Component data from apps and pages

____

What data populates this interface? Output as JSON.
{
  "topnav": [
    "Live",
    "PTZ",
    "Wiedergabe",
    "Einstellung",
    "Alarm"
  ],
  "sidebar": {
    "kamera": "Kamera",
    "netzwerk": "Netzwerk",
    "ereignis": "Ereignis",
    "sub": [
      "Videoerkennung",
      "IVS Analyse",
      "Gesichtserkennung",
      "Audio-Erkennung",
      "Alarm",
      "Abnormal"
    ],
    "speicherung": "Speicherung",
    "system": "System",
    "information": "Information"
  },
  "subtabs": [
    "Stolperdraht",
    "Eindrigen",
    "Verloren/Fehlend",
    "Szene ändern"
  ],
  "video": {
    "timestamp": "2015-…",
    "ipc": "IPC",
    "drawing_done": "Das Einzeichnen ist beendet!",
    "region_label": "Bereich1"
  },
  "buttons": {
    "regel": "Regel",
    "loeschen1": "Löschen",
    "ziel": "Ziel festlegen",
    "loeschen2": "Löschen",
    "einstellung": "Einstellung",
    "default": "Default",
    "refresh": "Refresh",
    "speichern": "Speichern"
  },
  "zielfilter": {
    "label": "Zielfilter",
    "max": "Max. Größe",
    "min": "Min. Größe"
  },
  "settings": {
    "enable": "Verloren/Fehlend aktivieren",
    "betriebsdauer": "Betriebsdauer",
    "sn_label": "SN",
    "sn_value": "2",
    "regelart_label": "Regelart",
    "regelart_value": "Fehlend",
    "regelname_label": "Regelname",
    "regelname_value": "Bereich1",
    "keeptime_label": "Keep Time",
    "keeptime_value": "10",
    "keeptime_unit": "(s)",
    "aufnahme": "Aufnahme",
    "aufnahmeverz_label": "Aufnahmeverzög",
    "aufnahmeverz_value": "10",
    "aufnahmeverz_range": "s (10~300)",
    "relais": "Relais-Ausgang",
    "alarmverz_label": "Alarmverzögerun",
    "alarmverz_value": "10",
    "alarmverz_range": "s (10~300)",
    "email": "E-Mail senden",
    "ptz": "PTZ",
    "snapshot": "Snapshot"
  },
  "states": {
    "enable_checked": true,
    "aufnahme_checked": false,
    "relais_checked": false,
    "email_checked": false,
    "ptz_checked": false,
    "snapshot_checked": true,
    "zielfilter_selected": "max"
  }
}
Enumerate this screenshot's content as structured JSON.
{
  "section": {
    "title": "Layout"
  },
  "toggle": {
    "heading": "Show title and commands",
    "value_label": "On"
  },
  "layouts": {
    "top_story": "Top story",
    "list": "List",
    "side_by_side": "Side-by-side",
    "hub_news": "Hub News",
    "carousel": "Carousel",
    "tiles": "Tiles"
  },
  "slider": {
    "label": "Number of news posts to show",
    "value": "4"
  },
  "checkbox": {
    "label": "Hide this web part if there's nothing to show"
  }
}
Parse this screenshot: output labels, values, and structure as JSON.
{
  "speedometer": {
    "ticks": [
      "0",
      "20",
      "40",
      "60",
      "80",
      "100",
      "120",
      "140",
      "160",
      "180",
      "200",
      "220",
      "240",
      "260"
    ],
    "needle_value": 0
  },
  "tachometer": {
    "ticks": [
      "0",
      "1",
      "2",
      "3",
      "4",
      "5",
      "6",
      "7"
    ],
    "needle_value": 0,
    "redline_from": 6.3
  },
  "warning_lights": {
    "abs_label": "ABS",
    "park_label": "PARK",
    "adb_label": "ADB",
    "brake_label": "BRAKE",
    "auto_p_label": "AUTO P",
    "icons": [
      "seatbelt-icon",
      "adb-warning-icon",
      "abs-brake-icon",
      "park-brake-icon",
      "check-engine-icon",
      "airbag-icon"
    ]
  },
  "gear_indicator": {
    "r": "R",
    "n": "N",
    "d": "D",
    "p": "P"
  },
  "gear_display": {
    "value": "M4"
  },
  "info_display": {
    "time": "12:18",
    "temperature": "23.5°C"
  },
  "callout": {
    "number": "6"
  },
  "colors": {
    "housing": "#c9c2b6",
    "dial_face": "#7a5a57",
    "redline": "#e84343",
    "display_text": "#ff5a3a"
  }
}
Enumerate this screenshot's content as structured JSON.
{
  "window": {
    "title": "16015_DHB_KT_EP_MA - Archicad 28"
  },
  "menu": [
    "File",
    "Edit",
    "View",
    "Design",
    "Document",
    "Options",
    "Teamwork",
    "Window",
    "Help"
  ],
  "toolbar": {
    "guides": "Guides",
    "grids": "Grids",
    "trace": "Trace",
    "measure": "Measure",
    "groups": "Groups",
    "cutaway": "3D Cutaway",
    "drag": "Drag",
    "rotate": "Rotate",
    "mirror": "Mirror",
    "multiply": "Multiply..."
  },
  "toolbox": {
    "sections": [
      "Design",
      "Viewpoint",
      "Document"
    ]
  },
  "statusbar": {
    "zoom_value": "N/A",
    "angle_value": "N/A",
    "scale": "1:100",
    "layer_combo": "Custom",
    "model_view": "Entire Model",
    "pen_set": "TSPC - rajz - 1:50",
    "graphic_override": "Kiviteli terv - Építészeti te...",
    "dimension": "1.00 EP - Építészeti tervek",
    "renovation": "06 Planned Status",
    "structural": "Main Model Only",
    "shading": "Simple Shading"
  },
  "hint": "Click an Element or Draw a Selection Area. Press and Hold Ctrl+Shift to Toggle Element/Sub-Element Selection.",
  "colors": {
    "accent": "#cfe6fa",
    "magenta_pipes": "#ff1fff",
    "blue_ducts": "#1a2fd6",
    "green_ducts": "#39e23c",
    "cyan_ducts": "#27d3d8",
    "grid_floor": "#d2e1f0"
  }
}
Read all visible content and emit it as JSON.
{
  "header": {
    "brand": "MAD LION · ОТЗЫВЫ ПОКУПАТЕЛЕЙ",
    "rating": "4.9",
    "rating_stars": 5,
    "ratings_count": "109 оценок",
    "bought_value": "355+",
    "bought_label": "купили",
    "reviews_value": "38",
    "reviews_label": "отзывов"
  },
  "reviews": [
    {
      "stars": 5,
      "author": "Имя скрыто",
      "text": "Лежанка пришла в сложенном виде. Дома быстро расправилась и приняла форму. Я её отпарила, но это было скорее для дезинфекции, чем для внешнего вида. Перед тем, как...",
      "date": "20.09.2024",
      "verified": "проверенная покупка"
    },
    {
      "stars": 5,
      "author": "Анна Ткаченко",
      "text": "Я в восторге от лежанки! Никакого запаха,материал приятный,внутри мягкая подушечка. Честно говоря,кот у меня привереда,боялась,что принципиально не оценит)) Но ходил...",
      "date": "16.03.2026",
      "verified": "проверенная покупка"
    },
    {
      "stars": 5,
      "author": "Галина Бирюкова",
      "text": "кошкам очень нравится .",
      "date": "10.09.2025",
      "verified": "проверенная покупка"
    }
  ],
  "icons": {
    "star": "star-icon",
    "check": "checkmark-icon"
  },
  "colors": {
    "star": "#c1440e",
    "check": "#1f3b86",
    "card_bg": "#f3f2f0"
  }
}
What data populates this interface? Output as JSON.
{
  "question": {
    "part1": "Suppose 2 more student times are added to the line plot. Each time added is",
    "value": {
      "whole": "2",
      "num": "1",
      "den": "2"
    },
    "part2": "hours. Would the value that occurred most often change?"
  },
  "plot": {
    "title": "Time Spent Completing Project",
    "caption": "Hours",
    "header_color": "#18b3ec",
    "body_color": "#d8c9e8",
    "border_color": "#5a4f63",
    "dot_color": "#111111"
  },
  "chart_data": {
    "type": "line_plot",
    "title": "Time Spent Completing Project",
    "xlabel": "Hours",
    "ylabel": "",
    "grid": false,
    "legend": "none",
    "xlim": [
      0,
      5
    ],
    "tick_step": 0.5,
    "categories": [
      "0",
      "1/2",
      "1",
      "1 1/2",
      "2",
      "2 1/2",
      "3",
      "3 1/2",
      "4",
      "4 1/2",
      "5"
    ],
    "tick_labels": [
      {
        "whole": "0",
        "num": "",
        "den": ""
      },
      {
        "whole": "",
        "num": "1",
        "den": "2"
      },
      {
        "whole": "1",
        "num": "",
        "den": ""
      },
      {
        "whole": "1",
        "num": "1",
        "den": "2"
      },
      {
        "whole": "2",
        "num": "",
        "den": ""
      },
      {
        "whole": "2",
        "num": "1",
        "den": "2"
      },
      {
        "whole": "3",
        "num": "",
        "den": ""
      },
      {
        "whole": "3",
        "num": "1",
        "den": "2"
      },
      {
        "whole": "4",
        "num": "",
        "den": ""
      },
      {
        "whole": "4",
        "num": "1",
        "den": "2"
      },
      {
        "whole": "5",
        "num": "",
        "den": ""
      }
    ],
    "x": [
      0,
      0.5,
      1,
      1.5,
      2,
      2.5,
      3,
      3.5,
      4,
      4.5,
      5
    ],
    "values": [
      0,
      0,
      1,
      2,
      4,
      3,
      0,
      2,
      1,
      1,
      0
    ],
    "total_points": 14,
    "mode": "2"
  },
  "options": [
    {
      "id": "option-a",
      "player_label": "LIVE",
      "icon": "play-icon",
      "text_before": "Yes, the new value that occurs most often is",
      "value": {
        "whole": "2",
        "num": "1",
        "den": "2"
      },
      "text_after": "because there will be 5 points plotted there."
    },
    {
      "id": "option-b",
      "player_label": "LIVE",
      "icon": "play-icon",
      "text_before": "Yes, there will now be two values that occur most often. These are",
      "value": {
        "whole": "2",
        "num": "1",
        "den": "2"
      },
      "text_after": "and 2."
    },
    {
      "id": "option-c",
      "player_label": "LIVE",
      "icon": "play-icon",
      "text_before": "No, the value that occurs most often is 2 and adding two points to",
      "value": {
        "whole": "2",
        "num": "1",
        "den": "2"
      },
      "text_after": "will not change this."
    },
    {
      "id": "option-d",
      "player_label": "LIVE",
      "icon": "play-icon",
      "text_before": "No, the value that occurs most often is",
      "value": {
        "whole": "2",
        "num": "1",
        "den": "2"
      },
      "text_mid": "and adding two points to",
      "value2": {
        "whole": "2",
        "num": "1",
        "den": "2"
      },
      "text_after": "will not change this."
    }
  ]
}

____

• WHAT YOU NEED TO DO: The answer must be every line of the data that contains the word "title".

• RESPONSE AREA:
    "title": "Layout"
    "heading": "Show title and commands",
    "title": "16015_DHB_KT_EP_MA - Archicad 28"
    "title": "Time Spent Completing Project",
    "title": "Time Spent Completing Project",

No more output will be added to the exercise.